EA Sports Could Be Liable For Misappropriation of Former Rutgers' Quarterback's Likness.

In Hart v Electronic Arts Inc., former Rutgers’ quarterback Ryan Hart brought an action against Electronic Arts alleging that it misused his likeness in creating the quarterback for Rutgers’ University in its popular NCAA Football video game (2006 version).  In the game, the Rutgers’ quarterback mirrored Hart, the game listed the quarterback as number 13, 6 foot 2,  and used Hart’s hometown and class year.  The game’s rendition of the player also mirrored Hart.

Hart brought the action in Federal District Court.  The Federal District Court dismissed the lawsuit on first amendment grounds.  The third circuit overturned the dismissal stating that the game did not sufficiently transform Hart’s identity to escape the right of publicity claim.  This ruling could pose problems for the successful game series, people purchase the game because the players resemble in skill and description the players on actual NCAA teams.  However, if the Court determines that it is a misappropriation of likeness and that the players are entitled to compensation, it posses a problem for the players’ NCAA status.

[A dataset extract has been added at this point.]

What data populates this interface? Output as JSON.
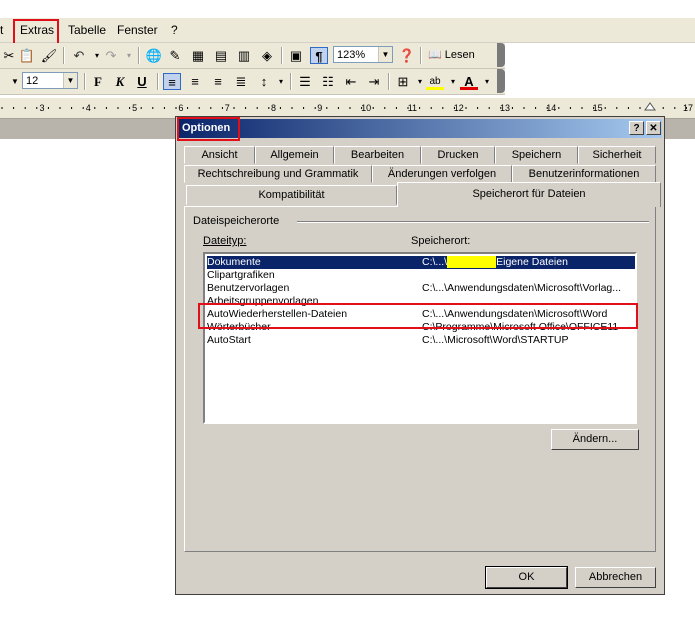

Under NCAA rules a college player cannot receive compensation any form in that sport or accepts any remuneration or permits the use of his or her name or picture to advertise, recommend or promote directly the sale or use of a commercial product or service of any kind.  To do so will cause that player to lose his/her ametuer status, thus his/her ability to participate in NCAA sports.